[WHAT NEEDS TO BE DONE] The listing below should be copied in full, word for word.

[EXTRACTED DATA]
★ ★ ★ ★ ★ ★ ★

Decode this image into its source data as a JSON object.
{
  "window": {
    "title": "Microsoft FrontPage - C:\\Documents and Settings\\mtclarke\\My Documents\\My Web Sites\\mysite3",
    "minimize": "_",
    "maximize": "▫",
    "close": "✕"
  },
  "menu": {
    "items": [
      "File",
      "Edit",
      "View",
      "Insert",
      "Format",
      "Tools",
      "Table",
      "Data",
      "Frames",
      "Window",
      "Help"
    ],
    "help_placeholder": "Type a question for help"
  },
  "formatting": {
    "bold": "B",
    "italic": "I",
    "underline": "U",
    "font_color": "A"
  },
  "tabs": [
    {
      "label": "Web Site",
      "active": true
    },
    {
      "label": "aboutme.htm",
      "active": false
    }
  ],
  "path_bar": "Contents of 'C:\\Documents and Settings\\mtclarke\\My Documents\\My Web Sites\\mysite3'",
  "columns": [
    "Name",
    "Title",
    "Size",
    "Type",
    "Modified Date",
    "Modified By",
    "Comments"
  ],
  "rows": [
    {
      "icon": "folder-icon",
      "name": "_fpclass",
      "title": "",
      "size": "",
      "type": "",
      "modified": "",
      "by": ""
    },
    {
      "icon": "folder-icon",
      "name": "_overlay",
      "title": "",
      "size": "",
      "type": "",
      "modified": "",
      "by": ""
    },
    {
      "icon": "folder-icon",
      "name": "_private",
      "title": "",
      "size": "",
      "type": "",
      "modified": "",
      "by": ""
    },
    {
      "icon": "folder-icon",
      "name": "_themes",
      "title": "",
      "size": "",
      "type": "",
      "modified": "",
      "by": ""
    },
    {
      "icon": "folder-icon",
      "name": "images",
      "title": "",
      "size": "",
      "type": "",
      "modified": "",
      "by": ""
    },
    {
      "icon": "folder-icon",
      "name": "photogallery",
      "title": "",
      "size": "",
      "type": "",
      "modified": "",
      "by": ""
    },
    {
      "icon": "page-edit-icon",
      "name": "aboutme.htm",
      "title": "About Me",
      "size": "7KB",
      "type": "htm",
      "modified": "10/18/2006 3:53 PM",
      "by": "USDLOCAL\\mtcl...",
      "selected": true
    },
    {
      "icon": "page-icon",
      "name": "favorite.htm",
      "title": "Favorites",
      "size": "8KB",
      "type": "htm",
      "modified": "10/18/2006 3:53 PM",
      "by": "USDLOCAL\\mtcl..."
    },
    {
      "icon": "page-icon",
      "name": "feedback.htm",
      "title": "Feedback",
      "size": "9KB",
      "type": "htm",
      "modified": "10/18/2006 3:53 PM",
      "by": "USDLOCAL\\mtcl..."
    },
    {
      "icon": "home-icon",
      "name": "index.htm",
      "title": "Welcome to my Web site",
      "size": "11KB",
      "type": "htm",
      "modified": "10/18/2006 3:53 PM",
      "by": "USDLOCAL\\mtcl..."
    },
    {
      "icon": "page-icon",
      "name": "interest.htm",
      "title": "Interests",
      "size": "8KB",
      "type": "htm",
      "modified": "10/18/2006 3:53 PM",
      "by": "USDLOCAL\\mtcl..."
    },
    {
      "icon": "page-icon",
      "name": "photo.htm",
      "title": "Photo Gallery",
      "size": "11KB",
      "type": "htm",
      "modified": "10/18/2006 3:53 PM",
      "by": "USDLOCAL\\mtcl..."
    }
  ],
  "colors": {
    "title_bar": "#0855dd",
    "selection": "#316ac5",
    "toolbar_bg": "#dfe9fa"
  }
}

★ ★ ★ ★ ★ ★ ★

[ANSWER TO THIS PROBLEM]
Decode this image into its source data as a JSON object.
{
  "window": {
    "title": "Microsoft FrontPage - C:\\Documents and Settings\\mtclarke\\My Documents\\My Web Sites\\mysite3",
    "minimize": "_",
    "maximize": "▫",
    "close": "✕"
  },
  "menu": {
    "items": [
      "File",
      "Edit",
      "View",
      "Insert",
      "Format",
      "Tools",
      "Table",
      "Data",
      "Frames",
      "Window",
      "Help"
    ],
    "help_placeholder": "Type a question for help"
  },
  "formatting": {
    "bold": "B",
    "italic": "I",
    "underline": "U",
    "font_color": "A"
  },
  "tabs": [
    {
      "label": "Web Site",
      "active": true
    },
    {
      "label": "aboutme.htm",
      "active": false
    }
  ],
  "path_bar": "Contents of 'C:\\Documents and Settings\\mtclarke\\My Documents\\My Web Sites\\mysite3'",
  "columns": [
    "Name",
    "Title",
    "Size",
    "Type",
    "Modified Date",
    "Modified By",
    "Comments"
  ],
  "rows": [
    {
      "icon": "folder-icon",
      "name": "_fpclass",
      "title": "",
      "size": "",
      "type": "",
      "modified": "",
      "by": ""
    },
    {
      "icon": "folder-icon",
      "name": "_overlay",
      "title": "",
      "size": "",
      "type": "",
      "modified": "",
      "by": ""
    },
    {
      "icon": "folder-icon",
      "name": "_private",
      "title": "",
      "size": "",
      "type": "",
      "modified": "",
      "by": ""
    },
    {
      "icon": "folder-icon",
      "name": "_themes",
      "title": "",
      "size": "",
      "type": "",
      "modified": "",
      "by": ""
    },
    {
      "icon": "folder-icon",
      "name": "images",
      "title": "",
      "size": "",
      "type": "",
      "modified": "",
      "by": ""
    },
    {
      "icon": "folder-icon",
      "name": "photogallery",
      "title": "",
      "size": "",
      "type": "",
      "modified": "",
      "by": ""
    },
    {
      "icon": "page-edit-icon",
      "name": "aboutme.htm",
      "title": "About Me",
      "size": "7KB",
      "type": "htm",
      "modified": "10/18/2006 3:53 PM",
      "by": "USDLOCAL\\mtcl...",
      "selected": true
    },
    {
      "icon": "page-icon",
      "name": "favorite.htm",
      "title": "Favorites",
      "size": "8KB",
      "type": "htm",
      "modified": "10/18/2006 3:53 PM",
      "by": "USDLOCAL\\mtcl..."
    },
    {
      "icon": "page-icon",
      "name": "feedback.htm",
      "title": "Feedback",
      "size": "9KB",
      "type": "htm",
      "modified": "10/18/2006 3:53 PM",
      "by": "USDLOCAL\\mtcl..."
    },
    {
      "icon": "home-icon",
      "name": "index.htm",
      "title": "Welcome to my Web site",
      "size": "11KB",
      "type": "htm",
      "modified": "10/18/2006 3:53 PM",
      "by": "USDLOCAL\\mtcl..."
    },
    {
      "icon": "page-icon",
      "name": "interest.htm",
      "title": "Interests",
      "size": "8KB",
      "type": "htm",
      "modified": "10/18/2006 3:53 PM",
      "by": "USDLOCAL\\mtcl..."
    },
    {
      "icon": "page-icon",
      "name": "photo.htm",
      "title": "Photo Gallery",
      "size": "11KB",
      "type": "htm",
      "modified": "10/18/2006 3:53 PM",
      "by": "USDLOCAL\\mtcl..."
    }
  ],
  "colors": {
    "title_bar": "#0855dd",
    "selection": "#316ac5",
    "toolbar_bg": "#dfe9fa"
  }
}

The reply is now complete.